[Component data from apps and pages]
------

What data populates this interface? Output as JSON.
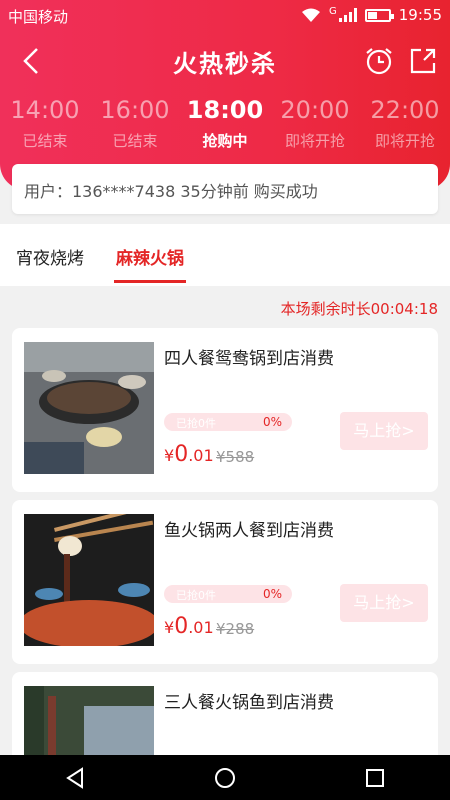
{
  "status": {
    "carrier": "中国移动",
    "time": "19:55",
    "network_label": "G"
  },
  "header": {
    "title": "火热秒杀"
  },
  "time_slots": [
    {
      "time": "14:00",
      "label": "已结束"
    },
    {
      "time": "16:00",
      "label": "已结束"
    },
    {
      "time": "18:00",
      "label": "抢购中"
    },
    {
      "time": "20:00",
      "label": "即将开抢"
    },
    {
      "time": "22:00",
      "label": "即将开抢"
    }
  ],
  "ticker": "用户：136****7438  35分钟前 购买成功",
  "tabs": [
    "宵夜烧烤",
    "麻辣火锅"
  ],
  "remaining_time": "本场剩余时长00:04:18",
  "products": [
    {
      "name": "四人餐鸳鸯锅到店消费",
      "sold": "已抢0件",
      "percent": "0%",
      "currency": "¥",
      "price_int": "0",
      "price_dec": ".01",
      "original": "¥588",
      "button": "马上抢>"
    },
    {
      "name": "鱼火锅两人餐到店消费",
      "sold": "已抢0件",
      "percent": "0%",
      "currency": "¥",
      "price_int": "0",
      "price_dec": ".01",
      "original": "¥288",
      "button": "马上抢>"
    },
    {
      "name": "三人餐火锅鱼到店消费"
    }
  ],
  "colors": {
    "accent": "#e42626",
    "header_gradient_start": "#f0305a",
    "header_gradient_end": "#e8232f",
    "progress_bg": "#fde3e6"
  },
  "icons": {
    "back": "chevron-left-icon",
    "alarm": "alarm-clock-icon",
    "share": "share-icon",
    "nav_back": "triangle-back-icon",
    "nav_home": "circle-home-icon",
    "nav_recent": "square-recent-icon"
  }
}
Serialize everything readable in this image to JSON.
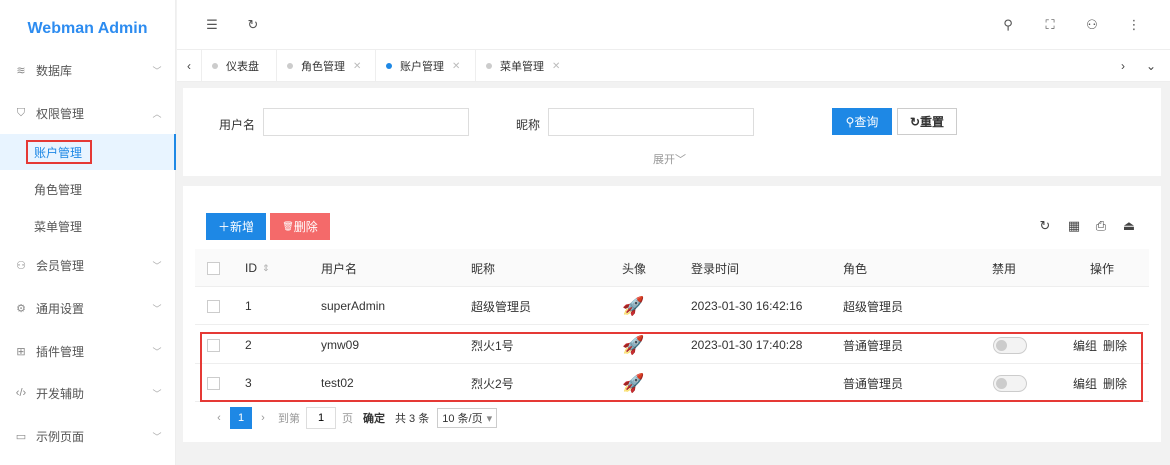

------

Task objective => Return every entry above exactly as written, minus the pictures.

Task solution =>
What data populates this interface? Output as JSON.
{
  "status": {
    "carrier": "中国移动",
    "time": "19:55",
    "network_label": "G"
  },
  "header": {
    "title": "火热秒杀"
  },
  "time_slots": [
    {
      "time": "14:00",
      "label": "已结束"
    },
    {
      "time": "16:00",
      "label": "已结束"
    },
    {
      "time": "18:00",
      "label": "抢购中"
    },
    {
      "time": "20:00",
      "label": "即将开抢"
    },
    {
      "time": "22:00",
      "label": "即将开抢"
    }
  ],
  "ticker": "用户：136****7438  35分钟前 购买成功",
  "tabs": [
    "宵夜烧烤",
    "麻辣火锅"
  ],
  "remaining_time": "本场剩余时长00:04:18",
  "products": [
    {
      "name": "四人餐鸳鸯锅到店消费",
      "sold": "已抢0件",
      "percent": "0%",
      "currency": "¥",
      "price_int": "0",
      "price_dec": ".01",
      "original": "¥588",
      "button": "马上抢>"
    },
    {
      "name": "鱼火锅两人餐到店消费",
      "sold": "已抢0件",
      "percent": "0%",
      "currency": "¥",
      "price_int": "0",
      "price_dec": ".01",
      "original": "¥288",
      "button": "马上抢>"
    },
    {
      "name": "三人餐火锅鱼到店消费"
    }
  ],
  "colors": {
    "accent": "#e42626",
    "header_gradient_start": "#f0305a",
    "header_gradient_end": "#e8232f",
    "progress_bg": "#fde3e6"
  },
  "icons": {
    "back": "chevron-left-icon",
    "alarm": "alarm-clock-icon",
    "share": "share-icon",
    "nav_back": "triangle-back-icon",
    "nav_home": "circle-home-icon",
    "nav_recent": "square-recent-icon"
  }
}
Serialize everything readable in this image to JSON.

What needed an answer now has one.